## The task
What is needed is an exact copy of the data below, pictures excluded.

## Data shown
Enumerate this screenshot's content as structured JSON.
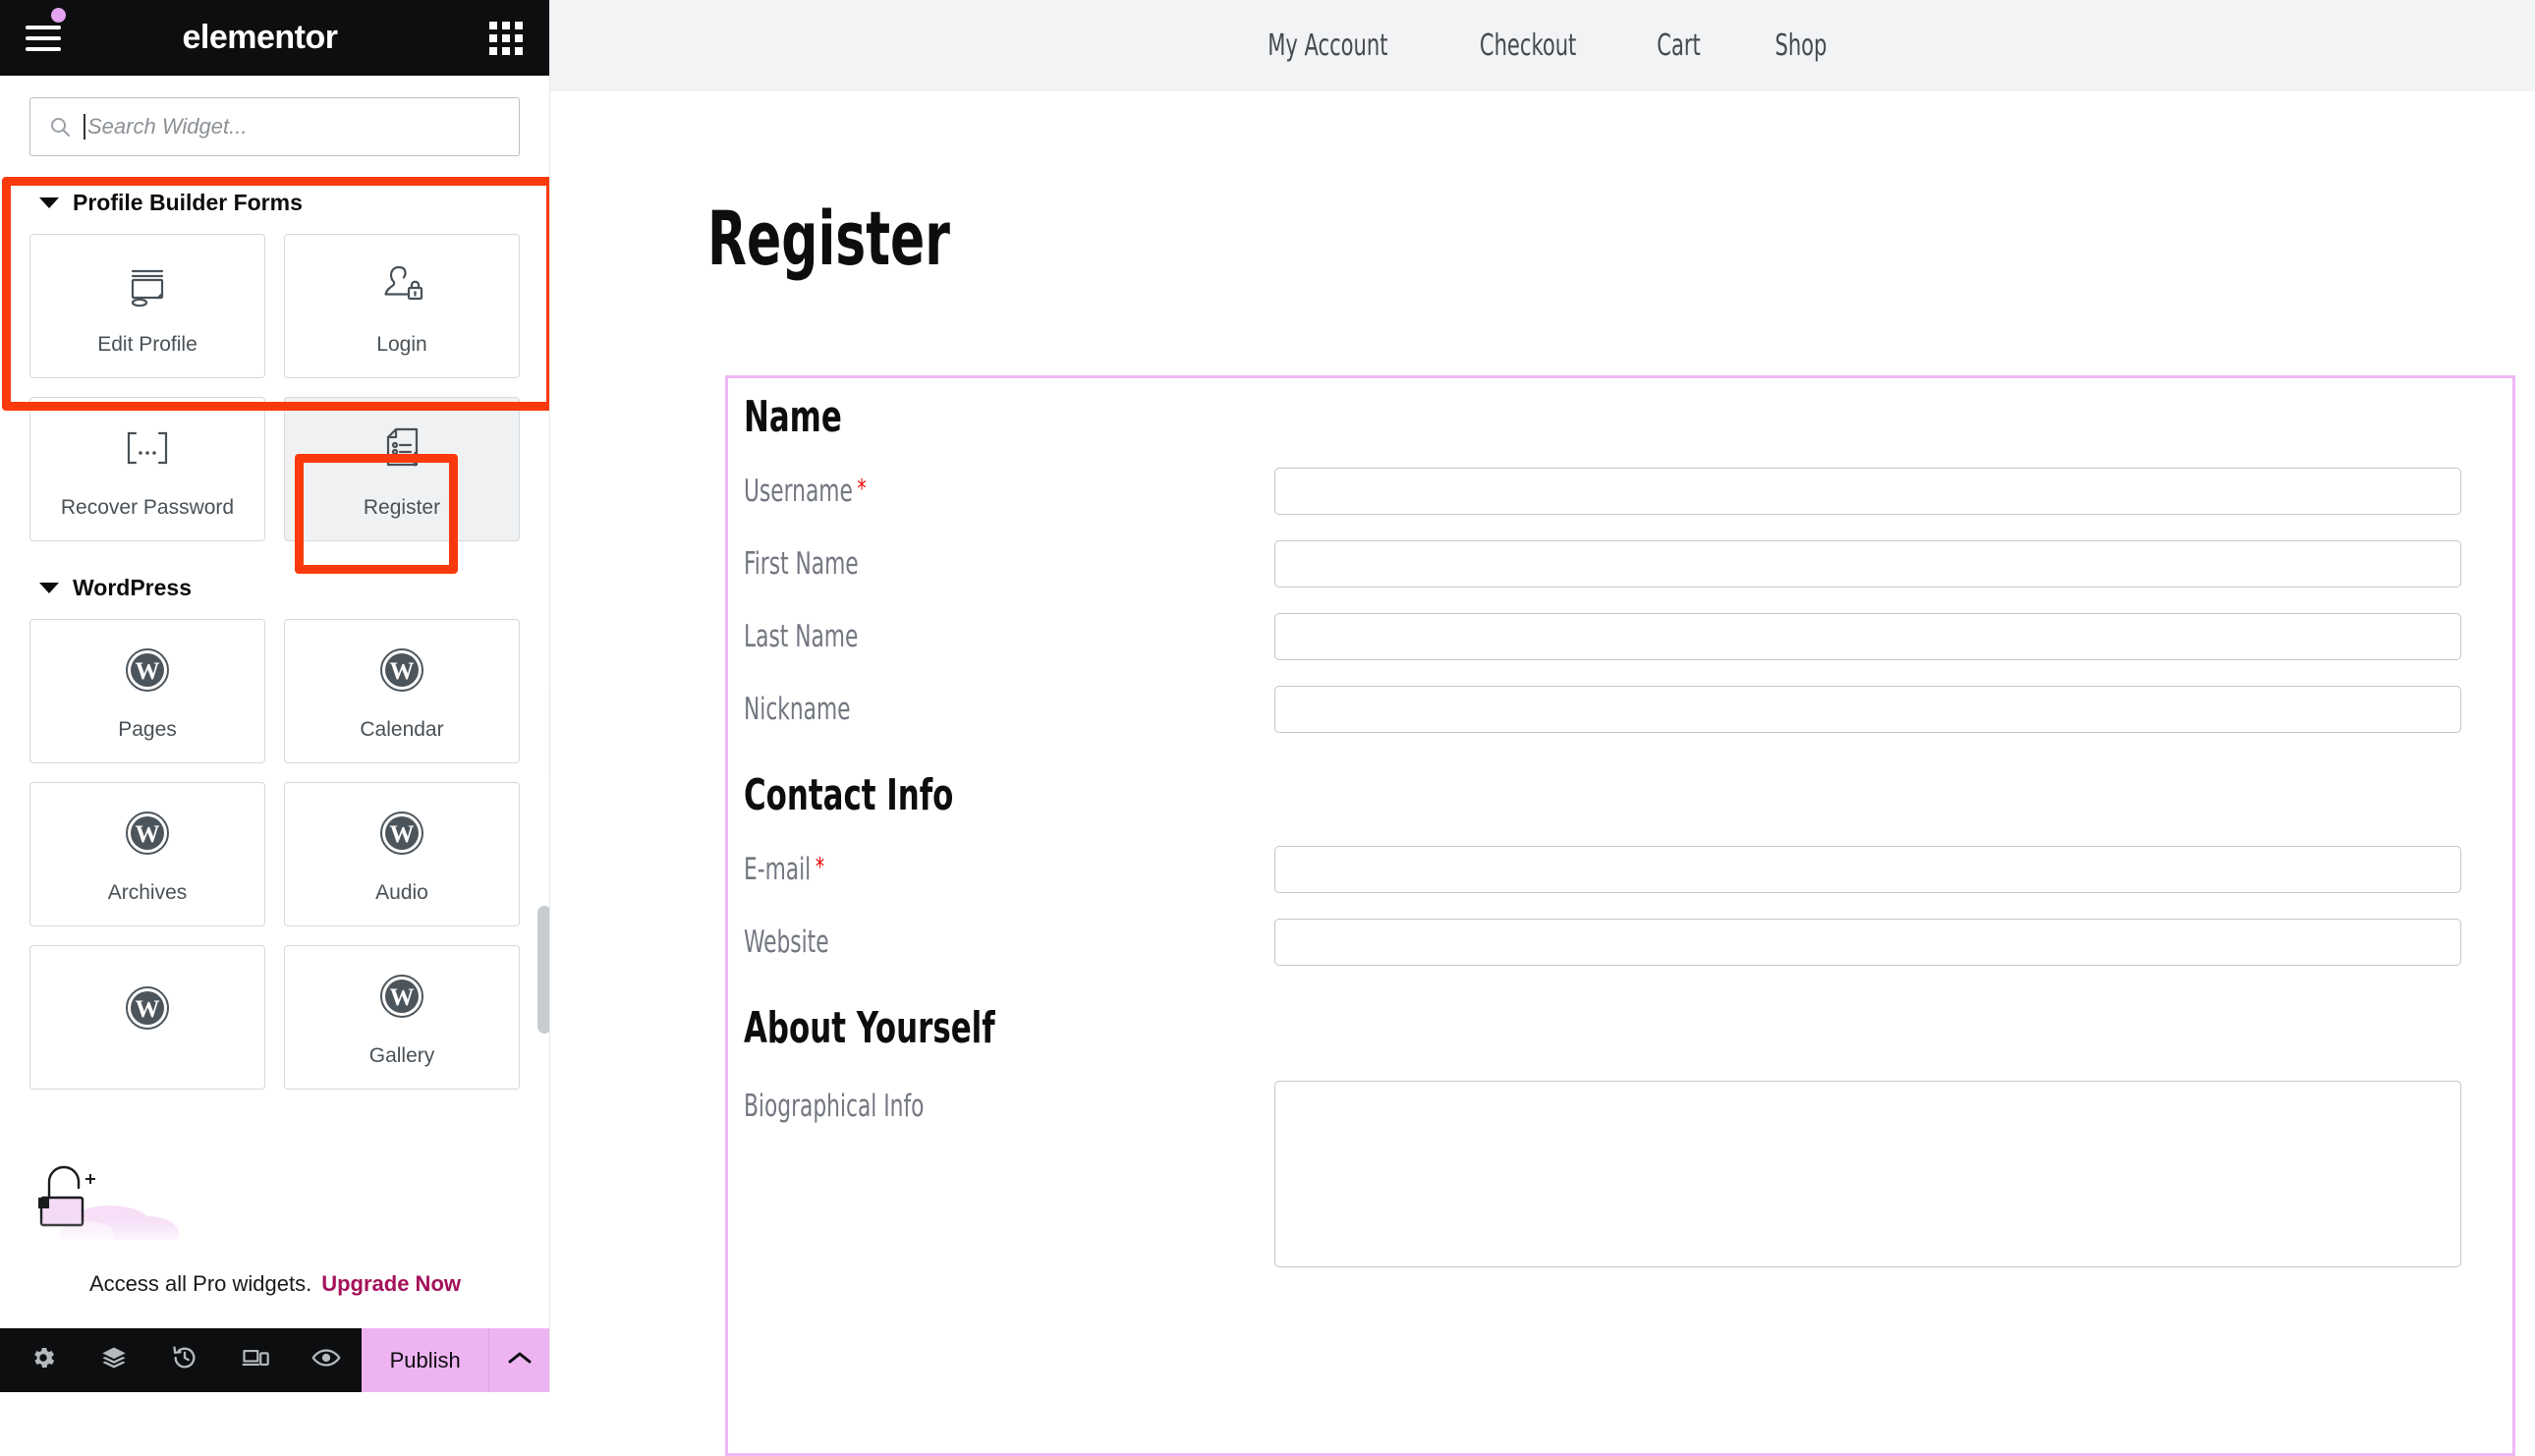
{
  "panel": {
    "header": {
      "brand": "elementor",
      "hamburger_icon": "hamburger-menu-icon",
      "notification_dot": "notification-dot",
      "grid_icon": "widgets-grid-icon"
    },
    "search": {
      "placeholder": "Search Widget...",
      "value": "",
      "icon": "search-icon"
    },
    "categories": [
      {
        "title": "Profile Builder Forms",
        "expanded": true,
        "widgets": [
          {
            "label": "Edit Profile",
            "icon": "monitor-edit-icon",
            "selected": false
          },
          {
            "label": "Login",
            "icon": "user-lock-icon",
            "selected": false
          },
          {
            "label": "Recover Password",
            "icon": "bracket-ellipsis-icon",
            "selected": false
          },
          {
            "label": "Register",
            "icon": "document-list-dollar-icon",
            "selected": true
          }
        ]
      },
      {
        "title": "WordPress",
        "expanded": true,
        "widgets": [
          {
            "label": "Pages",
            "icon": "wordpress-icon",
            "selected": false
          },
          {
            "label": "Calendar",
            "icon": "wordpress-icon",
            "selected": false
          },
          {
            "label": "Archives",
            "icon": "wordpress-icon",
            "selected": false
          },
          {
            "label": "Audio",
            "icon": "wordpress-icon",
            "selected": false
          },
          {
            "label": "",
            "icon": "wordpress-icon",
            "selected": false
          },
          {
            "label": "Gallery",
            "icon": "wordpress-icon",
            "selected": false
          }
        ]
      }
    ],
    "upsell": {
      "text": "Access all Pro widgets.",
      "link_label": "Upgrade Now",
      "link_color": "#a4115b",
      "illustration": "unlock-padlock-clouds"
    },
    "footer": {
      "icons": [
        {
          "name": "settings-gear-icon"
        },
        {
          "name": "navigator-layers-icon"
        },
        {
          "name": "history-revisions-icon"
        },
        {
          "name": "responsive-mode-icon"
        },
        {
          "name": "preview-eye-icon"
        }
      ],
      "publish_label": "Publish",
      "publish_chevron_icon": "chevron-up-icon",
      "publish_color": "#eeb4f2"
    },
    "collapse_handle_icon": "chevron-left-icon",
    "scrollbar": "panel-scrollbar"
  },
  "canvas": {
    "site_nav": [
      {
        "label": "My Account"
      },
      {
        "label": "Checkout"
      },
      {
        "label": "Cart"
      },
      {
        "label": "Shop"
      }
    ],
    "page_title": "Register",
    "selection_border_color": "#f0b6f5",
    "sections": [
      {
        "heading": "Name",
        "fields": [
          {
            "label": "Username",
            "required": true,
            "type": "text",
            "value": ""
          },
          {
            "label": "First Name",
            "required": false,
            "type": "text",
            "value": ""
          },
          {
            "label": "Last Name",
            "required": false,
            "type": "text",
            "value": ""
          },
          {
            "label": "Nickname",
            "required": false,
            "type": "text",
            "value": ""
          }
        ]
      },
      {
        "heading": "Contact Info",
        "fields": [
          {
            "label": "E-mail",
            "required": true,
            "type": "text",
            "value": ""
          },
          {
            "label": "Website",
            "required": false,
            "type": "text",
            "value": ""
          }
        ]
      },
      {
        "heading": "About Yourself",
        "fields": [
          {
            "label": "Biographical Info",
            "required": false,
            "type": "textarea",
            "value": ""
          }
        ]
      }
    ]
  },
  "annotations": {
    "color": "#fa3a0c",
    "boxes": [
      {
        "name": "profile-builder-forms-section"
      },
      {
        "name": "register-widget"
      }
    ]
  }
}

## Output
Enumerate this screenshot's content as structured JSON.
{
  "panel": {
    "header": {
      "brand": "elementor",
      "hamburger_icon": "hamburger-menu-icon",
      "notification_dot": "notification-dot",
      "grid_icon": "widgets-grid-icon"
    },
    "search": {
      "placeholder": "Search Widget...",
      "value": "",
      "icon": "search-icon"
    },
    "categories": [
      {
        "title": "Profile Builder Forms",
        "expanded": true,
        "widgets": [
          {
            "label": "Edit Profile",
            "icon": "monitor-edit-icon",
            "selected": false
          },
          {
            "label": "Login",
            "icon": "user-lock-icon",
            "selected": false
          },
          {
            "label": "Recover Password",
            "icon": "bracket-ellipsis-icon",
            "selected": false
          },
          {
            "label": "Register",
            "icon": "document-list-dollar-icon",
            "selected": true
          }
        ]
      },
      {
        "title": "WordPress",
        "expanded": true,
        "widgets": [
          {
            "label": "Pages",
            "icon": "wordpress-icon",
            "selected": false
          },
          {
            "label": "Calendar",
            "icon": "wordpress-icon",
            "selected": false
          },
          {
            "label": "Archives",
            "icon": "wordpress-icon",
            "selected": false
          },
          {
            "label": "Audio",
            "icon": "wordpress-icon",
            "selected": false
          },
          {
            "label": "",
            "icon": "wordpress-icon",
            "selected": false
          },
          {
            "label": "Gallery",
            "icon": "wordpress-icon",
            "selected": false
          }
        ]
      }
    ],
    "upsell": {
      "text": "Access all Pro widgets.",
      "link_label": "Upgrade Now",
      "link_color": "#a4115b",
      "illustration": "unlock-padlock-clouds"
    },
    "footer": {
      "icons": [
        {
          "name": "settings-gear-icon"
        },
        {
          "name": "navigator-layers-icon"
        },
        {
          "name": "history-revisions-icon"
        },
        {
          "name": "responsive-mode-icon"
        },
        {
          "name": "preview-eye-icon"
        }
      ],
      "publish_label": "Publish",
      "publish_chevron_icon": "chevron-up-icon",
      "publish_color": "#eeb4f2"
    },
    "collapse_handle_icon": "chevron-left-icon",
    "scrollbar": "panel-scrollbar"
  },
  "canvas": {
    "site_nav": [
      {
        "label": "My Account"
      },
      {
        "label": "Checkout"
      },
      {
        "label": "Cart"
      },
      {
        "label": "Shop"
      }
    ],
    "page_title": "Register",
    "selection_border_color": "#f0b6f5",
    "sections": [
      {
        "heading": "Name",
        "fields": [
          {
            "label": "Username",
            "required": true,
            "type": "text",
            "value": ""
          },
          {
            "label": "First Name",
            "required": false,
            "type": "text",
            "value": ""
          },
          {
            "label": "Last Name",
            "required": false,
            "type": "text",
            "value": ""
          },
          {
            "label": "Nickname",
            "required": false,
            "type": "text",
            "value": ""
          }
        ]
      },
      {
        "heading": "Contact Info",
        "fields": [
          {
            "label": "E-mail",
            "required": true,
            "type": "text",
            "value": ""
          },
          {
            "label": "Website",
            "required": false,
            "type": "text",
            "value": ""
          }
        ]
      },
      {
        "heading": "About Yourself",
        "fields": [
          {
            "label": "Biographical Info",
            "required": false,
            "type": "textarea",
            "value": ""
          }
        ]
      }
    ]
  },
  "annotations": {
    "color": "#fa3a0c",
    "boxes": [
      {
        "name": "profile-builder-forms-section"
      },
      {
        "name": "register-widget"
      }
    ]
  }
}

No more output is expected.